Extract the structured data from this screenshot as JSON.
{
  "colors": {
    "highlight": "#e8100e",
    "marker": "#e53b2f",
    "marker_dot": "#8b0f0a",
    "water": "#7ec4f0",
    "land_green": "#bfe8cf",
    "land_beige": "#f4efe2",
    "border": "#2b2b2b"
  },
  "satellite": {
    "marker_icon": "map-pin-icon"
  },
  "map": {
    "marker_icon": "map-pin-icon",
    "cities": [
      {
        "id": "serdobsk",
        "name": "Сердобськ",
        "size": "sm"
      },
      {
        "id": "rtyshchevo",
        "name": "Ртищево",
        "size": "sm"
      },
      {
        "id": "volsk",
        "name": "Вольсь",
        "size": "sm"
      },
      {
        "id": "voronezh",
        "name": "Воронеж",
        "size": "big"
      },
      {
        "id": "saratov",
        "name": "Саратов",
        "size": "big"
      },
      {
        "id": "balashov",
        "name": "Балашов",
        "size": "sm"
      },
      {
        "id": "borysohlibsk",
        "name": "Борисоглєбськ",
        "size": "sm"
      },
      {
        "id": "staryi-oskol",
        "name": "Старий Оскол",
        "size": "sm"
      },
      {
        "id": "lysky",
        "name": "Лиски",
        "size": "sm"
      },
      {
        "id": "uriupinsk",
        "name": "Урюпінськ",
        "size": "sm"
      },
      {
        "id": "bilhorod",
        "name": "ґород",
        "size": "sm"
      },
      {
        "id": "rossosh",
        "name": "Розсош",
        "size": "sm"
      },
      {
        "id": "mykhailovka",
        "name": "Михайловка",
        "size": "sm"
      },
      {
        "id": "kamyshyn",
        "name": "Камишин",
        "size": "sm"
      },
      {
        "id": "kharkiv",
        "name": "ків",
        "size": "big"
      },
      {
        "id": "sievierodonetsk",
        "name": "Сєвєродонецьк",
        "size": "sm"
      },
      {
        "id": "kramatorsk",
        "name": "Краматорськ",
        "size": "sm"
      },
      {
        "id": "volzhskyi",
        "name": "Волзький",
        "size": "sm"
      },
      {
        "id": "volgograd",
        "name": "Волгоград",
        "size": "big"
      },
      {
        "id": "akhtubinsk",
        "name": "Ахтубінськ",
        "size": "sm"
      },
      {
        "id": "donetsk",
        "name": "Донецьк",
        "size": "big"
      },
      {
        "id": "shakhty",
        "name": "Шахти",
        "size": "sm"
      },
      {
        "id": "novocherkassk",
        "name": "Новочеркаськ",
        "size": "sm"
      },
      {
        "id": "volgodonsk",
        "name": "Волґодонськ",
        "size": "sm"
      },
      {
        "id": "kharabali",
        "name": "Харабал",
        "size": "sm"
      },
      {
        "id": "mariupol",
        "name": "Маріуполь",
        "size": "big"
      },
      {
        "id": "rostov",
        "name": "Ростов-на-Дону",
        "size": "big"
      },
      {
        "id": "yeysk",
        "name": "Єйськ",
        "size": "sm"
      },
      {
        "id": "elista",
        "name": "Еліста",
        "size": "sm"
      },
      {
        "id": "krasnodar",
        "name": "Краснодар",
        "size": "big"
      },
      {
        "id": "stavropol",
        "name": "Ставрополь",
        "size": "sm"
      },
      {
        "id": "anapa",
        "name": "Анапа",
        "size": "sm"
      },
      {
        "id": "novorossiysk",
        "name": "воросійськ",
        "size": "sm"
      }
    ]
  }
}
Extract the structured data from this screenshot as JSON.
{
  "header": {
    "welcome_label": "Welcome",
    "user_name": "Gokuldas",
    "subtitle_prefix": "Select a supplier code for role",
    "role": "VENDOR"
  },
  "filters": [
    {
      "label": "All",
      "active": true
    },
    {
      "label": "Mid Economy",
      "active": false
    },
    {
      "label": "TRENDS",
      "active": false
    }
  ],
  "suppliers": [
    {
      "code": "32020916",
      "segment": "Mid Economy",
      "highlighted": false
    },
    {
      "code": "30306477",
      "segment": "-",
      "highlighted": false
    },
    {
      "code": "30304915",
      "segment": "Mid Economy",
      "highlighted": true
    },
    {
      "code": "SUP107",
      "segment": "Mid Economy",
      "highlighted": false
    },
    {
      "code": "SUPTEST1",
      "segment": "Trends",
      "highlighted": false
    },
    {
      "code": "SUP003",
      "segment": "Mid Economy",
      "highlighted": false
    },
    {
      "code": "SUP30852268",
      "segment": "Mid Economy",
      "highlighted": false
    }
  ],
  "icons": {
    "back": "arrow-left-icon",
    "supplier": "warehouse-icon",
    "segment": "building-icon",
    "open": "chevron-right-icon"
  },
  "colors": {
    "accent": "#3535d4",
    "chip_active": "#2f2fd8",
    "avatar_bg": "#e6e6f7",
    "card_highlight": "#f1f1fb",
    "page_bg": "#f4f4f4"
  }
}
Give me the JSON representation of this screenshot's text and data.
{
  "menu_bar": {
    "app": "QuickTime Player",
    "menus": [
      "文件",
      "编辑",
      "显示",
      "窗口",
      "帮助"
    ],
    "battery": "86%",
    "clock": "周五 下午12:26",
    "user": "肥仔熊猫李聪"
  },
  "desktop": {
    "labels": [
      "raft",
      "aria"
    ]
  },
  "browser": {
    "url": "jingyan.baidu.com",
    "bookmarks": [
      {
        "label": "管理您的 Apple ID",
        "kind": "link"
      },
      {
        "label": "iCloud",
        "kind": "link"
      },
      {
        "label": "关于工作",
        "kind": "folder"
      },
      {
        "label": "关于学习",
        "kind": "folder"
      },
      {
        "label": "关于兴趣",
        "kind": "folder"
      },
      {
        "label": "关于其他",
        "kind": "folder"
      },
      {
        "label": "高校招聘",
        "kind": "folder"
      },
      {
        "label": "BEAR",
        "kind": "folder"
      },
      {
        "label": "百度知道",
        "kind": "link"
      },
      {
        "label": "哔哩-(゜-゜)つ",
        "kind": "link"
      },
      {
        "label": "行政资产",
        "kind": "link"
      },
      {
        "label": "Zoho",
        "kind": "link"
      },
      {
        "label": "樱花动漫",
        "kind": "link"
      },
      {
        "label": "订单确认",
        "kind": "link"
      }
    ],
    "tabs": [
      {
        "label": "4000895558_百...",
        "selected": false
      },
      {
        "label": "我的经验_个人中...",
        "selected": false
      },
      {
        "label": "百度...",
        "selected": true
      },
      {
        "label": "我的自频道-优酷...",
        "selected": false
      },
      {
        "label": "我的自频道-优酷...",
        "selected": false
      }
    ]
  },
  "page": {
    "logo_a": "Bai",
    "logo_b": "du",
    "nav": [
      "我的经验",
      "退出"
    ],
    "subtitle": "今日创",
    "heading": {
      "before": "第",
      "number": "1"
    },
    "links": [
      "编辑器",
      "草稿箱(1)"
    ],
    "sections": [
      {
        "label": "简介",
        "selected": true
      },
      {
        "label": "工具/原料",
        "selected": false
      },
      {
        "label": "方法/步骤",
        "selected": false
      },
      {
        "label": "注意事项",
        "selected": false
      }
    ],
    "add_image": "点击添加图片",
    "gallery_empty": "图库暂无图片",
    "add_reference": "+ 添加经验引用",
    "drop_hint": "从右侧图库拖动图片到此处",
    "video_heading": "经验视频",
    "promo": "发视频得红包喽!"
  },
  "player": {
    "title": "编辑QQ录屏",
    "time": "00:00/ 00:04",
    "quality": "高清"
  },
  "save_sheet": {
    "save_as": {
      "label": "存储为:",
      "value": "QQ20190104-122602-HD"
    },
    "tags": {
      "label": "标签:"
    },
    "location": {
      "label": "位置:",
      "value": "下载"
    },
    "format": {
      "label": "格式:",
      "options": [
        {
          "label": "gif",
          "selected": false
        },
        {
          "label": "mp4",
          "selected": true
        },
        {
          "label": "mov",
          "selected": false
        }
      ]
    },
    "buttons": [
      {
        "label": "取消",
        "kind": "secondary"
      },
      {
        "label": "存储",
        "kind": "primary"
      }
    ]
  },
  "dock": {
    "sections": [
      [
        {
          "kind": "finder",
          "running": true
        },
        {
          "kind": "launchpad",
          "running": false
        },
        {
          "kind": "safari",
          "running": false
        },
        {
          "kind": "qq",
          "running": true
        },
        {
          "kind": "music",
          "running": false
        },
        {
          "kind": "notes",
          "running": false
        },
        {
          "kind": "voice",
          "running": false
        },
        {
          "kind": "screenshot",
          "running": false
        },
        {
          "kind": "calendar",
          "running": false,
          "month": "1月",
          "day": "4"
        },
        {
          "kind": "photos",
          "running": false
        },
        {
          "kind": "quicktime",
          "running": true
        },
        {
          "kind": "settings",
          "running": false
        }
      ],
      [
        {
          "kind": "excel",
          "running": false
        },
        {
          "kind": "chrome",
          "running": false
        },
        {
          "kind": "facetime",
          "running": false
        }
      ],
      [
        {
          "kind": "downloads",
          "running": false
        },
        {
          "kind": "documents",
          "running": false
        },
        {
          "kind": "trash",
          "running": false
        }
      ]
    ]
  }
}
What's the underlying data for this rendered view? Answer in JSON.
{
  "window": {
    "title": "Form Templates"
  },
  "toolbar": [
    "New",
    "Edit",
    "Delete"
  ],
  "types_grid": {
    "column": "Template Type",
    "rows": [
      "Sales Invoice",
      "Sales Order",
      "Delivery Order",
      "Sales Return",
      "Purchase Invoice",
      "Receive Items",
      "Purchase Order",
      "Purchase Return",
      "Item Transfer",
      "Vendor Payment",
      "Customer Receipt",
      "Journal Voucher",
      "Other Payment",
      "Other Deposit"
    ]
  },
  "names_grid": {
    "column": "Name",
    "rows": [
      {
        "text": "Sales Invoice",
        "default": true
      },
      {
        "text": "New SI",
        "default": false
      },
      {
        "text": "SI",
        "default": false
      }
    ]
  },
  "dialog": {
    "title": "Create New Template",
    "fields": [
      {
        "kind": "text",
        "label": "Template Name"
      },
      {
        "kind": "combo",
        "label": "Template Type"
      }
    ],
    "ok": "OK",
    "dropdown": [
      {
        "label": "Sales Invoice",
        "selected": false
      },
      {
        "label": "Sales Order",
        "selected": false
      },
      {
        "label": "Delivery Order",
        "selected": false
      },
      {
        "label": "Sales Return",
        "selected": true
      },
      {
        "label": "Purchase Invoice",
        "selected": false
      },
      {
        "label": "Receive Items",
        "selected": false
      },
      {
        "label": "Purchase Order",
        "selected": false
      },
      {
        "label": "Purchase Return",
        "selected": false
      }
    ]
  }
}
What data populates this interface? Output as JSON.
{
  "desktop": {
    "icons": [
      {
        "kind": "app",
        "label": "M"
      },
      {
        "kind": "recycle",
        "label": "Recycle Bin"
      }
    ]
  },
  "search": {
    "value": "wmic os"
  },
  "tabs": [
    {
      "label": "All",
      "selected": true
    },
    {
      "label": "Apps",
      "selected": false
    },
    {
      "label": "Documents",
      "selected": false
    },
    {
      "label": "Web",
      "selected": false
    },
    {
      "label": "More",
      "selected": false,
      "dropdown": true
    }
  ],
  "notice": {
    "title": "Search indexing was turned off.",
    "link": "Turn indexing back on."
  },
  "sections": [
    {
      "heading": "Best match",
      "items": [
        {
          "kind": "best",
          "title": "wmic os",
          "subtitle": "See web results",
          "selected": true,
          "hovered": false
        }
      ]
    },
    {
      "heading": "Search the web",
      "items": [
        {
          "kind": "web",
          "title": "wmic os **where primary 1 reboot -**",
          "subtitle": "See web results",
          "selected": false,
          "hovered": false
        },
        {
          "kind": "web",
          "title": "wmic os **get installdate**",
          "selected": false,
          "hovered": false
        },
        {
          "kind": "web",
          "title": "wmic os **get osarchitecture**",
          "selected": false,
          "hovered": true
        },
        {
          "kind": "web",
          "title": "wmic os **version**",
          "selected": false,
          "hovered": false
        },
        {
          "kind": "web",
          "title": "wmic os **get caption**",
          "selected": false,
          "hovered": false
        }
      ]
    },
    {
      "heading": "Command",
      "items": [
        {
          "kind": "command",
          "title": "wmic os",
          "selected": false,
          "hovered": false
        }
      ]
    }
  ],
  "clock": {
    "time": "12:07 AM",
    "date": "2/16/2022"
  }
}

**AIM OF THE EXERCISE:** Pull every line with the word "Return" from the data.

**YOUR SOLUTION:**
      "Sales Return",
      "Purchase Return",
        "label": "Sales Return",
        "label": "Purchase Return",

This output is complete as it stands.